Let’s take a look at the announcement and what it means for both parties.
VeVe and USPS: a new “packaged” deal
VeVe is kicking off November with a bang. According to the platform’s Medium page, a new partnership with the USPS and VeVe will see exclusive stamp NFT releases on the VeVe platform. This will be the Postal Service’s first foray into NFTs.
The partnership will celebrate “Easter” with four unique NFTs. Series 1 will drop on Tuesday, November 2, and according to details of the release, the series features some inspiration from the “ofrenda” (offerings) of the Day of the Dead. The offerings are in memory of loved ones and heroes who have passed away and are reflected in the four names of the NFT.
The first “child” in the series features a mint candy count of 7,666. The remaining three in the series also feature a Day of the Dead inspired “sugar skull” with a dwindling mint candy count.” The “Child with Hair Bow” will have 6,666, the “Father” will have 5,666, and the “Mother” will be the rarest in the series with 4,666.
The purchase process will be done through a “blind box” so users can’t choose their NFT – it will be randomly assigned at the time of purchase. Each NFT will cost $6, but it’s unclear if there is a purchase cap. There will also be secondary sales involved after the minting.VeVe and USPS worked with Luis Fitch on the design and illustration, and brought in Antonio Alcalá as art director.
ECOMI, the platform behind VeVe, has had great success since the token’s launch, and the future of the VeVe marketplace looks bright.
Collecting stamps dates back to the late nineteenth century and is in full swing with the release of the USPS NFT; in 2016, one of the rarest stamps in history sold for over $1.3 million. The USPS name seems to be thrown around when it comes to cultural engagement; earlier this year, a controversial Nike design was released that appears to be without USPS approval or authorization. The Nike “Postal Ghost” retails for $130 and has gone for over $200 on the resale market.

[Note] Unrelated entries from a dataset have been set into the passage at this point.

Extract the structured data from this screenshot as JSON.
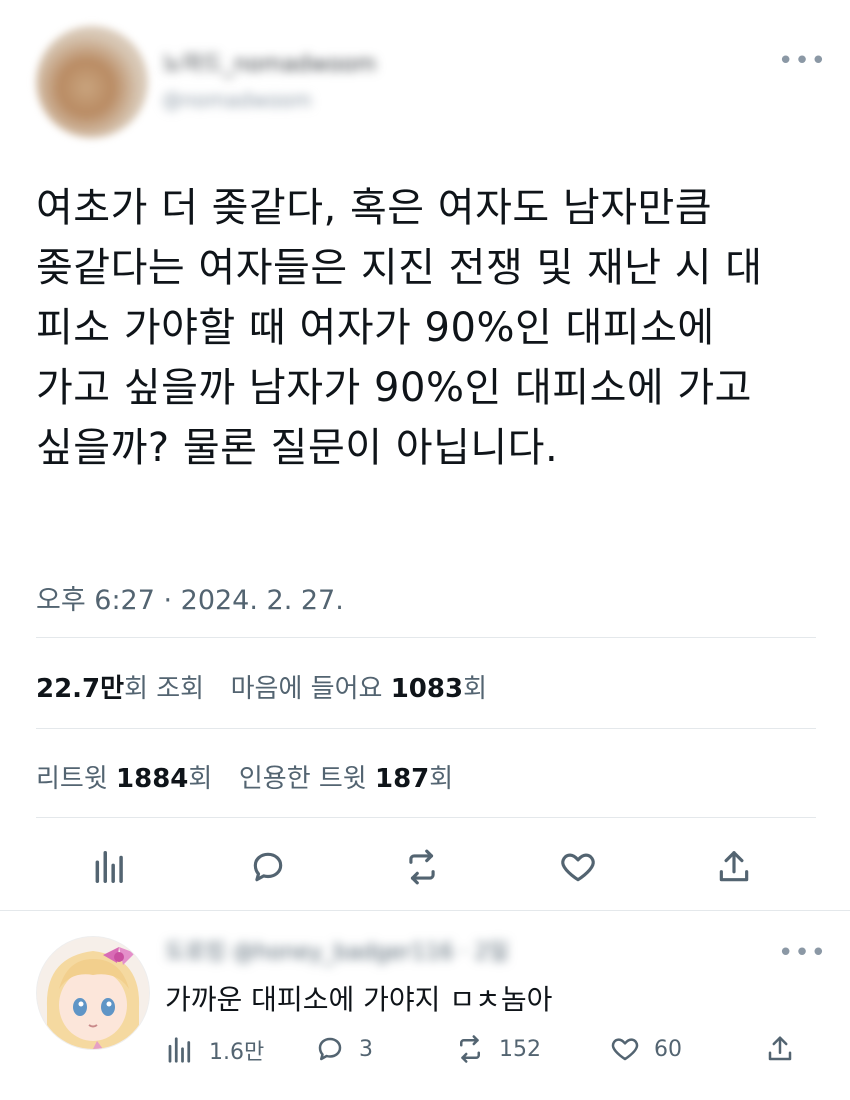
{
  "tweet": {
    "author_name": "노마드_nomadwoom",
    "author_handle": "@nomadwoom",
    "more_icon": "more-dots-icon",
    "text_lines": [
      "여초가 더 좆같다, 혹은 여자도 남자만큼",
      "좆같다는 여자들은 지진 전쟁 및 재난 시 대",
      "피소 가야할 때 여자가 90%인 대피소에",
      "가고 싶을까 남자가 90%인 대피소에 가고",
      "싶을까? 물론 질문이 아닙니다."
    ],
    "timestamp": "오후 6:27 · 2024. 2. 27.",
    "views_count": "22.7만",
    "views_label": "회 조회",
    "likes_label": "마음에 들어요",
    "likes_count": "1083",
    "likes_suffix": "회",
    "retweets_label": "리트윗",
    "retweets_count": "1884",
    "retweets_suffix": "회",
    "quotes_label": "인용한 트윗",
    "quotes_count": "187",
    "quotes_suffix": "회"
  },
  "actions": {
    "icons": [
      "analytics-icon",
      "reply-icon",
      "retweet-icon",
      "like-icon",
      "share-icon"
    ]
  },
  "reply": {
    "author_name": "도로킹 @honey_badger116 · 2일",
    "text": "가까운 대피소에 가야지 ㅁㅊ놈아",
    "views": "1.6만",
    "replies": "3",
    "retweets": "152",
    "likes": "60"
  },
  "colors": {
    "text": "#0f1419",
    "secondary": "#536471",
    "divider": "#e4e8eb"
  }
}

Meanwhile, VeVe continues to expand its list of mainstream partners. About a month ago, we took an in-depth look at VeVe, and the platform continues to make noise. Just last week, Disney signed a broader partnership with the platform – expanding IP to include content from Pixar and Star Wars – in anticipation of Disney+ Day later this month.